- [WHAT THE TASK REQUIRES]: Filter the records for lines holding the string "with".

- [INFORMATION GIVEN]:
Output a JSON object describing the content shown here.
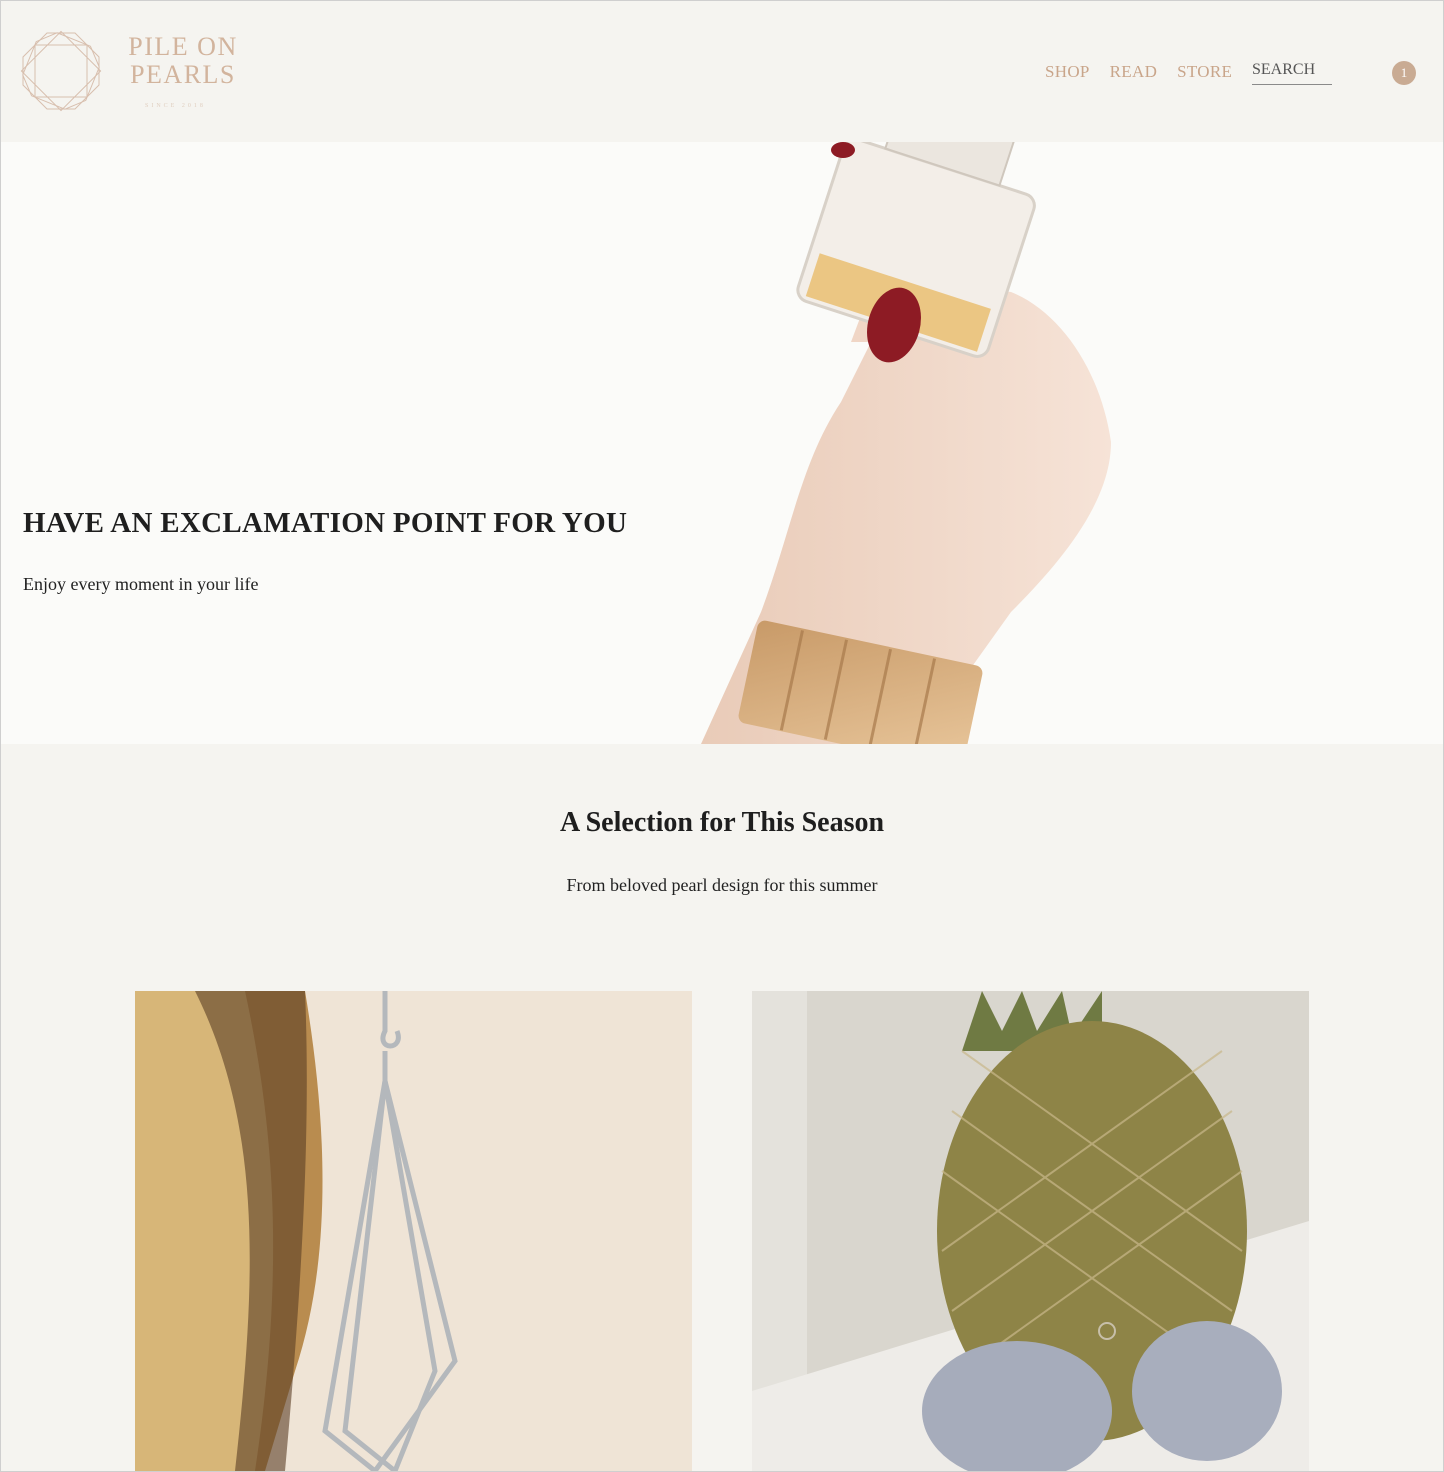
{
  "brand": {
    "line1": "PILE ON",
    "line2": "PEARLS",
    "tagline": "SINCE 2018",
    "color": "#d2b49d"
  },
  "nav": {
    "items": [
      {
        "label": "SHOP"
      },
      {
        "label": "READ"
      },
      {
        "label": "STORE"
      }
    ],
    "search_placeholder": "SEARCH",
    "cart_count": "1",
    "accent": "#c9a58a"
  },
  "hero": {
    "title": "HAVE AN EXCLAMATION POINT FOR YOU",
    "subtitle": "Enjoy every moment in your life",
    "image": "hand-with-perfume-bottle"
  },
  "section": {
    "title": "A Selection for This Season",
    "subtitle": "From beloved pearl design for this summer"
  },
  "products": [
    {
      "image": "geometric-silver-earring"
    },
    {
      "image": "pineapple-with-fur-hoop-earrings"
    }
  ]
}
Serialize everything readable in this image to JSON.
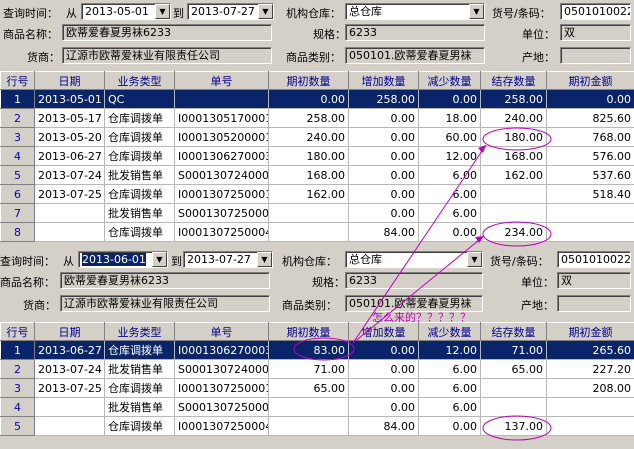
{
  "query": {
    "label_time": "查询时间：",
    "label_from": "从",
    "label_to": "到",
    "label_warehouse": "机构仓库：",
    "label_code": "货号/条码：",
    "label_name": "商品名称：",
    "label_spec": "规格：",
    "label_unit": "单位：",
    "label_supplier": "货商：",
    "label_category": "商品类别：",
    "label_origin": "产地："
  },
  "panel1": {
    "date_from": "2013-05-01",
    "date_to": "2013-07-27",
    "warehouse": "总仓库",
    "code": "0501010022",
    "name": "欧蒂爱春夏男袜6233",
    "spec": "6233",
    "unit": "双",
    "supplier": "辽源市欧蒂爱袜业有限责任公司",
    "category": "050101.欧蒂爱春夏男袜",
    "origin": ""
  },
  "panel2": {
    "date_from": "2013-06-01",
    "date_to": "2013-07-27",
    "warehouse": "总仓库",
    "code": "0501010022",
    "name": "欧蒂爱春夏男袜6233",
    "spec": "6233",
    "unit": "双",
    "supplier": "辽源市欧蒂爱袜业有限责任公司",
    "category": "050101.欧蒂爱春夏男袜",
    "origin": ""
  },
  "grid1": {
    "headers": [
      "行号",
      "日期",
      "业务类型",
      "单号",
      "期初数量",
      "增加数量",
      "减少数量",
      "结存数量",
      "期初金额"
    ],
    "rows": [
      [
        "1",
        "2013-05-01",
        "QC",
        "",
        "0.00",
        "258.00",
        "0.00",
        "258.00",
        "0.00"
      ],
      [
        "2",
        "2013-05-17",
        "仓库调拨单",
        "I0001305170001",
        "258.00",
        "0.00",
        "18.00",
        "240.00",
        "825.60"
      ],
      [
        "3",
        "2013-05-20",
        "仓库调拨单",
        "I0001305200001",
        "240.00",
        "0.00",
        "60.00",
        "180.00",
        "768.00"
      ],
      [
        "4",
        "2013-06-27",
        "仓库调拨单",
        "I0001306270003",
        "180.00",
        "0.00",
        "12.00",
        "168.00",
        "576.00"
      ],
      [
        "5",
        "2013-07-24",
        "批发销售单",
        "S0001307240001",
        "168.00",
        "0.00",
        "6.00",
        "162.00",
        "537.60"
      ],
      [
        "6",
        "2013-07-25",
        "仓库调拨单",
        "I0001307250001",
        "162.00",
        "0.00",
        "6.00",
        "",
        "518.40"
      ],
      [
        "7",
        "",
        "批发销售单",
        "S0001307250001",
        "",
        "0.00",
        "6.00",
        "",
        ""
      ],
      [
        "8",
        "",
        "仓库调拨单",
        "I0001307250004",
        "",
        "84.00",
        "0.00",
        "234.00",
        ""
      ]
    ]
  },
  "grid2": {
    "headers": [
      "行号",
      "日期",
      "业务类型",
      "单号",
      "期初数量",
      "增加数量",
      "减少数量",
      "结存数量",
      "期初金额"
    ],
    "rows": [
      [
        "1",
        "2013-06-27",
        "仓库调拨单",
        "I0001306270003",
        "83.00",
        "0.00",
        "12.00",
        "71.00",
        "265.60"
      ],
      [
        "2",
        "2013-07-24",
        "批发销售单",
        "S0001307240001",
        "71.00",
        "0.00",
        "6.00",
        "65.00",
        "227.20"
      ],
      [
        "3",
        "2013-07-25",
        "仓库调拨单",
        "I0001307250001",
        "65.00",
        "0.00",
        "6.00",
        "",
        "208.00"
      ],
      [
        "4",
        "",
        "批发销售单",
        "S0001307250001",
        "",
        "0.00",
        "6.00",
        "",
        ""
      ],
      [
        "5",
        "",
        "仓库调拨单",
        "I0001307250004",
        "",
        "84.00",
        "0.00",
        "137.00",
        ""
      ]
    ]
  },
  "annotation": {
    "text": "怎么来的？？？？？",
    "color": "#c000c0"
  }
}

- [SOLUTION TO THIS TASK]:
    "image": "hand-with-perfume-bottle"
      "image": "pineapple-with-fur-hoop-earrings"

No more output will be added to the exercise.